What is the chain of responsibility?

The chain of responsibility holds that all the people who influence drivers' behaviour and compliance should, and must, be held accountable if that influence results in non-compliance with traffic rules and laws.

The other people in the chain include from those consigning the the goods, those receiving the goods, and company directors. Everyone involved can be held accountable and there are penalties that can apply.

The chain of responsibility is responsibility shared, not transferred.

Who is in the chain?

A person is part of the chain of responsibility if their actions, inactions or decisions affect road transport operations.
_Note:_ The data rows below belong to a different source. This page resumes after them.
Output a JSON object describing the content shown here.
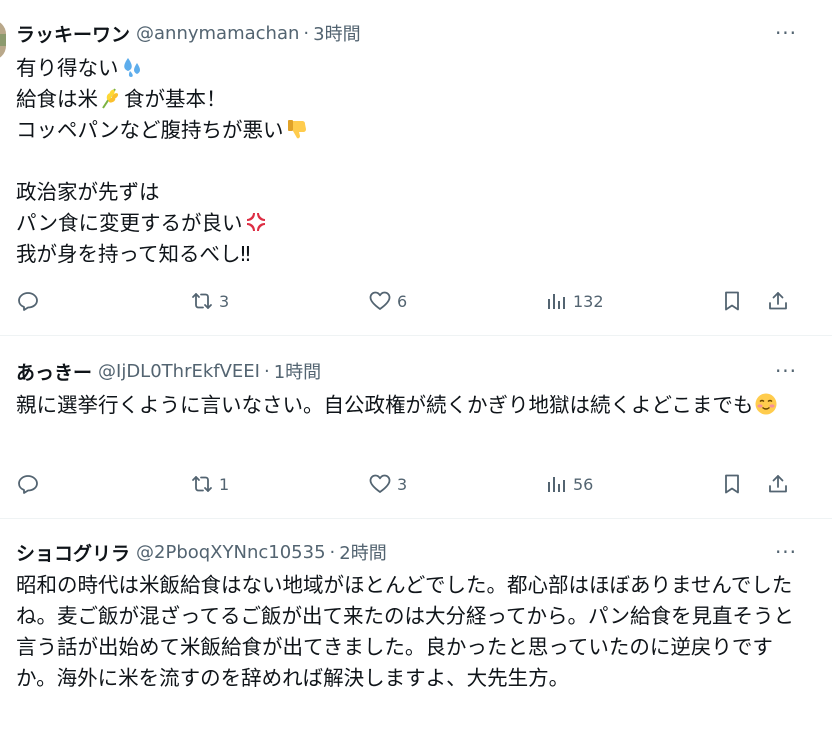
{
  "tweets": [
    {
      "name": "ラッキーワン",
      "handle": "@annymamachan",
      "sep": "·",
      "time": "3時間",
      "lines": [
        "有り得ない",
        "給食は米",
        "食が基本！",
        "コッペパンなど腹持ちが悪い",
        "政治家が先ずは",
        "パン食に変更するが良い",
        "我が身を持って知るべし‼"
      ],
      "counts": {
        "replies": "",
        "reposts": "3",
        "likes": "6",
        "views": "132"
      },
      "icons": [
        "sweat-droplets-icon",
        "rice-stalk-icon",
        "thumbs-down-icon",
        "anger-symbol-icon"
      ]
    },
    {
      "name": "あっきー",
      "handle": "@IjDL0ThrEkfVEEI",
      "sep": "·",
      "time": "1時間",
      "text": "親に選挙行くように言いなさい。自公政権が続くかぎり地獄は続くよどこまでも",
      "counts": {
        "replies": "",
        "reposts": "1",
        "likes": "3",
        "views": "56"
      },
      "icons": [
        "smiling-blush-face-icon"
      ]
    },
    {
      "name": "ショコグリラ",
      "handle": "@2PboqXYNnc10535",
      "sep": "·",
      "time": "2時間",
      "text": "昭和の時代は米飯給食はない地域がほとんどでした。都心部はほぼありませんでしたね。麦ご飯が混ざってるご飯が出て来たのは大分経ってから。パン給食を見直そうと言う話が出始めて米飯給食が出てきました。良かったと思っていたのに逆戻りですか。海外に米を流すのを辞めれば解決しますよ、大先生方。"
    }
  ],
  "more_label": "···",
  "colors": {
    "text": "#0f1419",
    "secondary": "#536471",
    "divider": "#eff3f4"
  }
}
This could include a person who:

  • consigns goods
  • packs goods
  • loads goods
  • operates and/or drives a vehicle moving goods
  • plans the pick-up and/or delivery of goods
  • dispatches the vehicle moving goods
  • receives goods.

The chain can also include 'third parties', such as transport users or customers.

What are the influencing behaviours?

Behaviours that could lead drivers or operators to breach the rules or laws include:

  • causing or influencing a driver to exceed speed limits
  • causing or influencing a driver not to comply with work-time, rest-time and logbook requirements (including a failure to maintain a logbook or falsifying logbook records)
  • causing or requiring a driver to operate a vehicle that exceeds its maximum gross weight.

What are the penalties?

A person convicted of a chain of responsibility offence can be fined up to $25,000.